# Solving a Handshaking Problem using Recursion

Let’s solve a nice problem brought to my attention by Lawrence Bryan. Thank you Lawrence :)

### Statement of the problem

Mr. and Mrs. Bryan invite four other couples for dinner. At the beginning of the evening there is some hand shaking. Mr. Bryan notes that none of the nine other people shook the same number of hands. So how man hands did Mr. Bryan shake? How many did Mrs. Bryan shake? (Clearly one doesn’t shake hands with one’s spouse or one’s self.)

### Approach

We are going to reduce this to a smaller problem, and then reapply the same logic every time. The idea is that we can *remove *someone from the ‘graph’ of handshakes and focus on the handshakes all the remaining people made. We can do this, and keep track of how many hands Mr and Mrs Bryan have made. In particular, we are going to ‘remove’ people from the graph of handshakes two at a time (in their couples, it turns out) *after *we have determined whether Mr and Mrs Bryan shook their hands. Then we will work out what the new handshake graph is like, and repeat, until we are done.

I say graph, because the mathematical object used to represent such problems is normally a graph. People in this case would be represented as vertices, and handshakes as edges.
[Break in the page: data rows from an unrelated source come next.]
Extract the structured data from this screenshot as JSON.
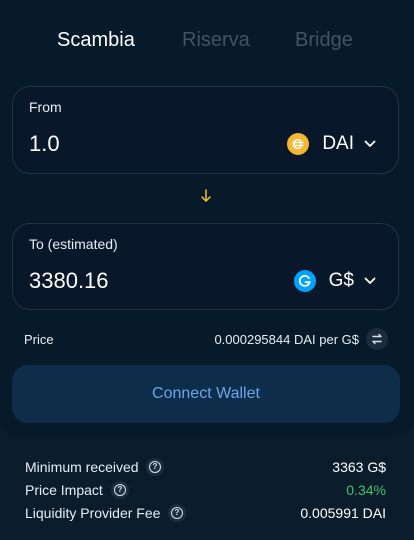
{
  "tabs": [
    {
      "label": "Scambia",
      "active": true
    },
    {
      "label": "Riserva",
      "active": false
    },
    {
      "label": "Bridge",
      "active": false
    }
  ],
  "from": {
    "label": "From",
    "amount": "1.0",
    "token": {
      "name": "DAI",
      "icon": "dai-token-icon",
      "color": "#f4b731"
    }
  },
  "to": {
    "label": "To (estimated)",
    "amount": "3380.16",
    "token": {
      "name": "G$",
      "icon": "gooddollar-token-icon",
      "color": "#00a3ff"
    }
  },
  "swap_arrow": {
    "icon": "arrow-down-icon",
    "color": "#f4c430"
  },
  "price": {
    "label": "Price",
    "value": "0.000295844 DAI per G$",
    "switch_icon": "swap-rate-icon"
  },
  "connect_button": {
    "label": "Connect Wallet"
  },
  "details": [
    {
      "label": "Minimum received",
      "value": "3363 G$",
      "value_color": "#ffffff"
    },
    {
      "label": "Price Impact",
      "value": "0.34%",
      "value_color": "#3fc46e"
    },
    {
      "label": "Liquidity Provider Fee",
      "value": "0.005991 DAI",
      "value_color": "#ffffff"
    }
  ],
  "colors": {
    "background": "#0b1c2a",
    "card": "#071a2a",
    "button_bg": "#0d2d4b",
    "button_text": "#6aa7e6",
    "inactive_tab": "#3f5566"
  }
}
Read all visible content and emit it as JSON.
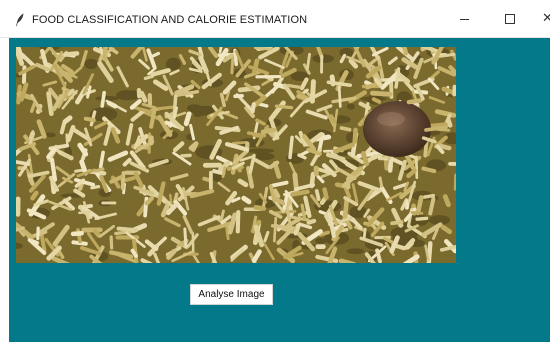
{
  "window": {
    "title": "FOOD CLASSIFICATION AND CALORIE ESTIMATION",
    "app_icon": "feather-icon",
    "controls": {
      "minimize": "minimize-icon",
      "maximize": "maximize-icon",
      "close_glyph": "✕"
    }
  },
  "main": {
    "background_color": "#03798a",
    "image_content": "rice-dish-photo",
    "analyse_button_label": "Analyse Image"
  }
}
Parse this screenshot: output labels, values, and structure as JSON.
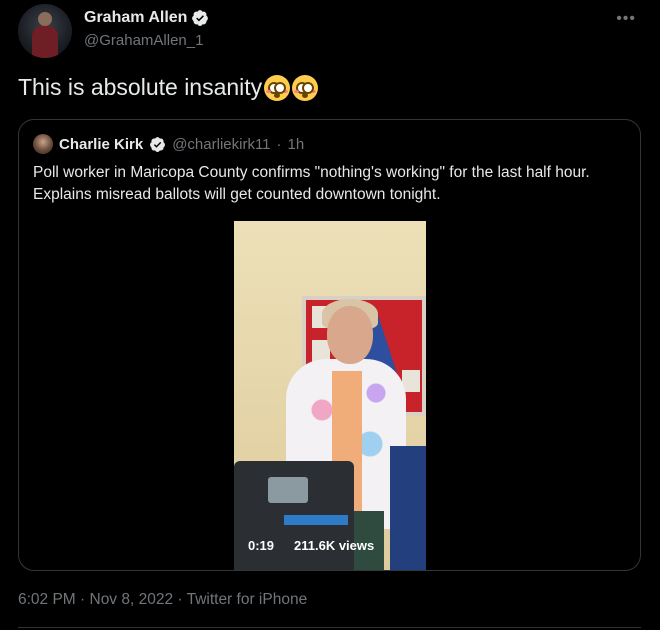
{
  "author": {
    "name": "Graham Allen",
    "handle": "@GrahamAllen_1",
    "verified": true
  },
  "menu_icon": "more-dots-icon",
  "tweet": {
    "text": "This is absolute insanity",
    "emojis": [
      "flushed-face",
      "flushed-face"
    ]
  },
  "quote": {
    "name": "Charlie Kirk",
    "handle": "@charliekirk11",
    "separator": "·",
    "age": "1h",
    "verified": true,
    "text": "Poll worker in Maricopa County confirms \"nothing's working\" for the last half hour. Explains misread ballots will get counted downtown tonight.",
    "video": {
      "time": "0:19",
      "views": "211.6K views"
    }
  },
  "meta": {
    "text": "6:02 PM · Nov 8, 2022 · Twitter for iPhone"
  },
  "colors": {
    "background": "#000000",
    "text": "#e7e9ea",
    "secondary": "#71767b",
    "verified": "#1d9bf0",
    "border": "#333639"
  }
}
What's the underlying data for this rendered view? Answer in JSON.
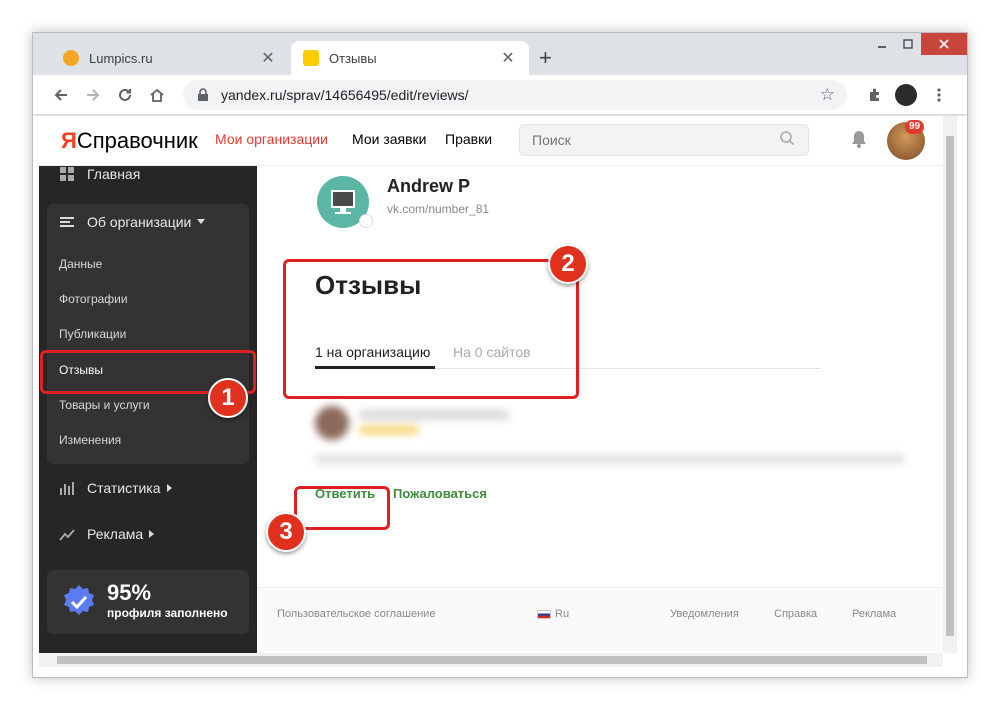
{
  "browser": {
    "tabs": [
      {
        "title": "Lumpics.ru",
        "close": "✕"
      },
      {
        "title": "Отзывы",
        "close": "✕"
      }
    ],
    "new_tab": "+",
    "url": "yandex.ru/sprav/14656495/edit/reviews/"
  },
  "header": {
    "logo_ya": "Я",
    "logo_text": "Справочник",
    "nav": [
      "Мои организации",
      "Мои заявки",
      "Правки"
    ],
    "search_placeholder": "Поиск",
    "notifications_count": "99"
  },
  "sidebar": {
    "home": "Главная",
    "about": "Об организации",
    "sub_items": [
      "Данные",
      "Фотографии",
      "Публикации",
      "Отзывы",
      "Товары и услуги",
      "Изменения"
    ],
    "statistics": "Статистика",
    "ads": "Реклама",
    "profile_percent": "95%",
    "profile_label": "профиля заполнено"
  },
  "main": {
    "org_name": "Andrew P",
    "org_link": "vk.com/number_81",
    "section_title": "Отзывы",
    "tabs": [
      "1 на организацию",
      "На 0 сайтов"
    ],
    "actions": {
      "reply": "Ответить",
      "report": "Пожаловаться"
    }
  },
  "footer": {
    "agreement": "Пользовательское соглашение",
    "lang": "Ru",
    "notifications": "Уведомления",
    "help": "Справка",
    "ads": "Реклама"
  },
  "annotations": [
    "1",
    "2",
    "3"
  ],
  "colors": {
    "accent_red": "#e6392d",
    "highlight": "#e02020",
    "action_green": "#3e8c3e",
    "sidebar_bg": "#262626"
  }
}
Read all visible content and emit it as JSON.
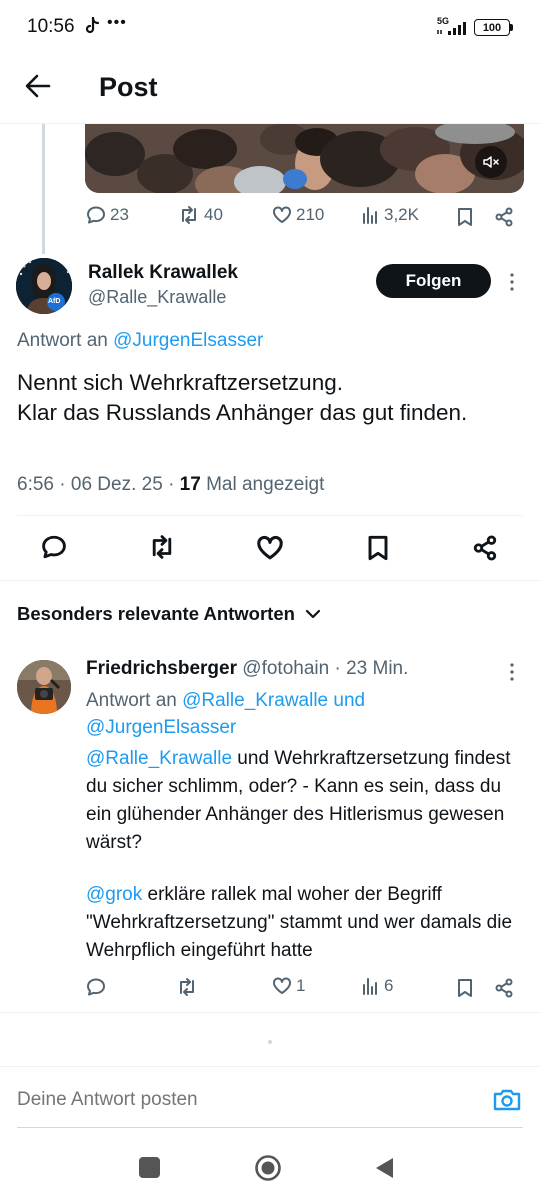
{
  "status_bar": {
    "time": "10:56",
    "dots": "•••",
    "network": "5G",
    "battery": "100"
  },
  "header": {
    "title": "Post"
  },
  "prev_tweet_stats": {
    "replies": "23",
    "reposts": "40",
    "likes": "210",
    "views": "3,2K"
  },
  "main_tweet": {
    "author_name": "Rallek Krawallek",
    "author_handle": "@Ralle_Krawalle",
    "follow_label": "Folgen",
    "reply_prefix": "Antwort an",
    "reply_to": "@JurgenElsasser",
    "text": "Nennt sich Wehrkraftzersetzung.\nKlar das Russlands Anhänger das gut finden.",
    "time": "6:56",
    "date": "06 Dez. 25",
    "view_count": "17",
    "view_label": "Mal angezeigt",
    "avatar_badge": "AfD"
  },
  "replies_section": {
    "title": "Besonders relevante Antworten"
  },
  "reply": {
    "author_name": "Friedrichsberger",
    "author_handle": "@fotohain",
    "time": "23 Min.",
    "reply_prefix": "Antwort an",
    "reply_to_1": "@Ralle_Krawalle",
    "and": "und",
    "reply_to_2": "@JurgenElsasser",
    "mention_1": "@Ralle_Krawalle",
    "text_1": " und Wehrkraftzersetzung findest du sicher schlimm, oder? - Kann es sein, dass du ein glühender Anhänger des Hitlerismus gewesen wärst?",
    "mention_2": "@grok",
    "text_2": " erkläre rallek mal woher der Begriff \"Wehrkraftzersetzung\" stammt und wer damals die Wehrpflich eingeführt hatte",
    "likes": "1",
    "views": "6"
  },
  "compose": {
    "placeholder": "Deine Antwort posten"
  }
}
### Solution

Of those 9 people, one person shook 0 hands, one shook 1, one shook 2, … one shook 8.

One person shook 8 hands. Excluding themselves and their spouse, that must mean they shook everyone else’s hands. So, that person’s spouse shook zero hands. That means our protagonist shook at least 1 hand. Also, Mrs Bryan wasn’t removed, so she has shaken at least one hand.

Now, let’s remove that person and their spouse from the ‘graph’. This leaves 8 people, 7 other people, and our protagonist My Bryan. Every remaining person’s handshake count is reduced by one for this subset of people, as each one of them shook hands with the person who shook 8 hands. The person who shook the most hands therefore shook 6 hands. The same logic repeats, as this person must therefore have shook everyone but their own hand and their spouse’s hand. Our protagonists Mr and Mrs Bryan are now on 2 hands shook, and we are left with 6 people: our protagonist Mr Bryan and 5 others.

Now we remove the person in the paragraph above, and their spouse, from the handshake graph. These all see their handshake counts reduced by 1, as all of them shook the hand of the person who was removed, along with their spouse, in the previous paragraph. The top person shook 4 hands now. By the same logic, we can remove them and their spouse, Mr and Mrs Bryan is now on 3 total hands shook, and there are 4 people left.

Finally, we have four people, and one person, who was not Mr Bryan shook two hands of these four people, and so that person’s spouse shook 0 hands of these four. Adding in the final handshake By Mr Bryan ends up on 4 handshakes, and so does Mrs Bryan.